■ WHAT IS NEEDED ■
Report every line of the records below that includes the string "process".

::: EXTRACTED DATA :::

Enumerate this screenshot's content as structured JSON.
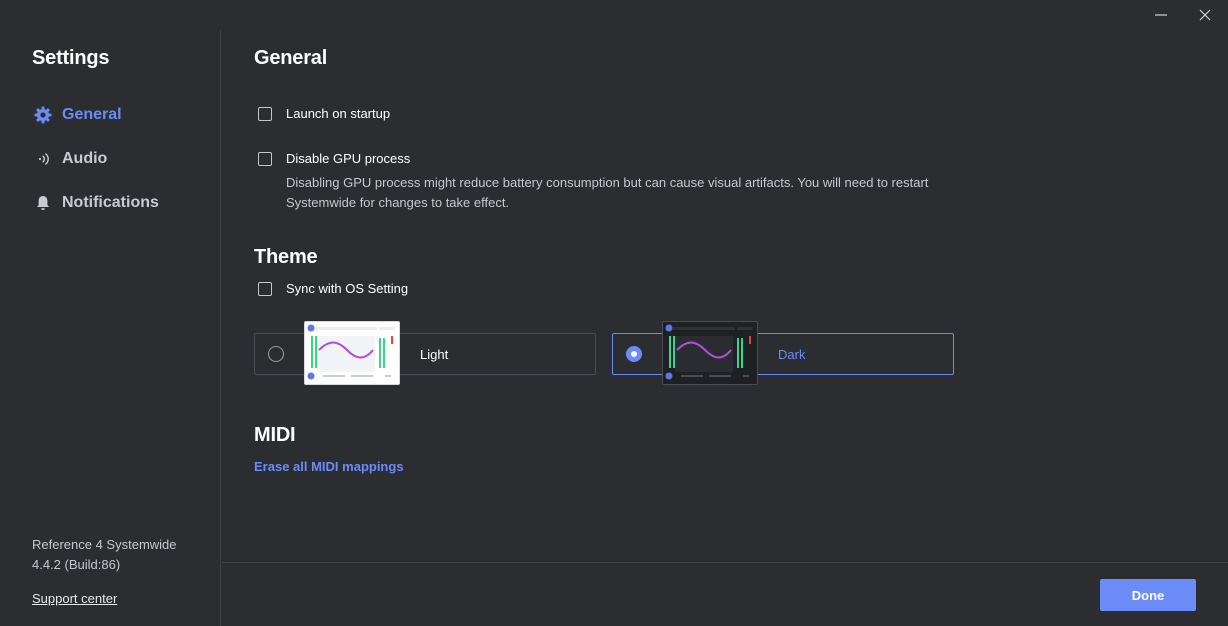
{
  "window": {
    "minimize_icon": "minimize-icon",
    "close_icon": "close-icon"
  },
  "sidebar": {
    "title": "Settings",
    "items": [
      {
        "label": "General",
        "icon": "gear-icon",
        "active": true
      },
      {
        "label": "Audio",
        "icon": "audio-signal-icon",
        "active": false
      },
      {
        "label": "Notifications",
        "icon": "bell-icon",
        "active": false
      }
    ],
    "version_line1": "Reference 4 Systemwide",
    "version_line2": "4.4.2 (Build:86)",
    "support_link": "Support center"
  },
  "general": {
    "heading": "General",
    "launch_startup": {
      "label": "Launch on startup",
      "checked": false
    },
    "disable_gpu": {
      "label": "Disable GPU process",
      "checked": false,
      "description": "Disabling GPU process might reduce battery consumption but can cause visual artifacts. You will need to restart Systemwide for changes to take effect."
    }
  },
  "theme": {
    "heading": "Theme",
    "sync_os": {
      "label": "Sync with OS Setting",
      "checked": false
    },
    "options": [
      {
        "label": "Light",
        "selected": false
      },
      {
        "label": "Dark",
        "selected": true
      }
    ]
  },
  "midi": {
    "heading": "MIDI",
    "erase_link": "Erase all MIDI mappings"
  },
  "footer": {
    "done_label": "Done"
  },
  "colors": {
    "accent": "#6b8cf7",
    "background": "#2b2d31",
    "wave": "#b14fd6",
    "meter_green": "#3fd28a",
    "meter_red": "#e0453a"
  }
}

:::

■ FINAL ANSWER ■
      "label": "Disable GPU process",
      "description": "Disabling GPU process might reduce battery consumption but can cause visual artifacts. You will need to restart Systemwide for changes to take effect."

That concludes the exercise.